Speaking at the first Oculus Rift conference held in Los Angeles on 19 September, VP of handheld devices Max Cohen gave some clues as to how developers will eventually be able to monetise their Rift games.
"We're going to launch initially with a free store," explains Cohen, "but maybe a month later, follow along with commerce."
As indicated by the slow, but steady march toward a retail version of the virtual reality headset, Oculus Rift isn't rushing toward the finish line. It's putting its ducks carefully in a row so the system, ideally, runs smooth and stable when it finally makes it to the digital store shelves.
But business remains at the core of the plan. "At the end of the day, as great as doing the art for free and sharing that is, we will have a hundred times more content when people can actually monetize it," he continues.
This is a business. There's nothing wrong with that.Max Cohen
"This is a business. There's nothing wrong with that. People need to be able to feed themselves. Our job is to make the platform as friendly for developers as we can so that it's painless."

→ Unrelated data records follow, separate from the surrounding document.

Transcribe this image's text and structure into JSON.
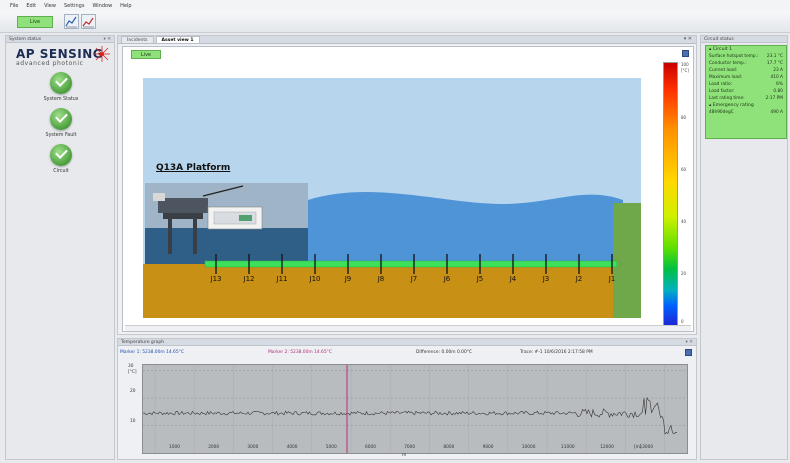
{
  "menubar": {
    "items": [
      "File",
      "Edit",
      "View",
      "Settings",
      "Window",
      "Help"
    ]
  },
  "toolbar": {
    "live_label": "Live"
  },
  "left_pane": {
    "title": "System status",
    "logo_top": "AP SENSING",
    "logo_bottom": "advanced photonic",
    "items": [
      {
        "label": "System Status"
      },
      {
        "label": "System Fault"
      },
      {
        "label": "Circuit"
      }
    ]
  },
  "asset_pane": {
    "tabs": [
      {
        "label": "Incidents"
      },
      {
        "label": "Asset view 1"
      }
    ],
    "live_label": "Live",
    "platform_label": "Q13A Platform",
    "joints": [
      "J13",
      "J12",
      "J11",
      "J10",
      "J9",
      "J8",
      "J7",
      "J6",
      "J5",
      "J4",
      "J3",
      "J2",
      "J1"
    ],
    "colorbar": {
      "unit": "[°C]",
      "ticks": [
        "100",
        "80",
        "60",
        "40",
        "20",
        "0"
      ]
    }
  },
  "circuit_pane": {
    "title": "Circuit status",
    "circuit_name": "Circuit 1",
    "rows": [
      {
        "label": "Surface hotspot temp.:",
        "value": "23.1 °C"
      },
      {
        "label": "Conductor temp.:",
        "value": "17.7 °C"
      },
      {
        "label": "Current load:",
        "value": "23 A"
      },
      {
        "label": "Maximum load:",
        "value": "410 A"
      },
      {
        "label": "Load ratio:",
        "value": "6%"
      },
      {
        "label": "Load factor:",
        "value": "0.80"
      },
      {
        "label": "Last rating time:",
        "value": "2:17 PM"
      }
    ],
    "emergency_label": "Emergency rating",
    "emergency_row": {
      "label": "48h90degC",
      "value": "490 A"
    }
  },
  "graph_pane": {
    "title": "Temperature graph",
    "marker1": "Marker 1: 5238.00m 14.65°C",
    "marker2": "Marker 2: 5238.00m 14.65°C",
    "difference": "Difference: 0.00m 0.00°C",
    "trace": "Trace: #-1 10/6/2016 2:17:58 PM",
    "y_unit": "[°C]",
    "y_ticks": [
      "30",
      "20",
      "10"
    ],
    "x_ticks": [
      "1000",
      "2000",
      "3000",
      "4000",
      "5000",
      "6000",
      "7000",
      "8000",
      "9000",
      "10000",
      "11000",
      "12000",
      "13000"
    ],
    "x_unit": "[m]",
    "x_label": "m"
  },
  "colors": {
    "live_green": "#8fe27a",
    "sky": "#b7d6ee",
    "sea": "#4f94d6",
    "seabed": "#c89116",
    "cable": "#3ce05a",
    "marker": "#b0307a"
  }
}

Thus far it's been tricky to visualise exactly how Oculus will deliver games and apps for its virtual reality experience. Whether it would be content with selling the hardware and letting developers sell software via their own outlets, or whether it'll go Apple's route and put an attractive, yet very tall picket fence around its ecosystem.
Cohen's remarks are beginning to suggest the latter, with a Rift Store in the works - probably offering the now-industry standard 70/30 split - to deliver quality-approved games to the virtual reality users around the world.
We're currently all more preocupied about the specs of the actual hardware, which is still under wraps even though a new dev kit was announced at the conference, but it's interesting to ponder how the software side of things is also going to work.
Right now, our money is on an iTunes-style Rift Store.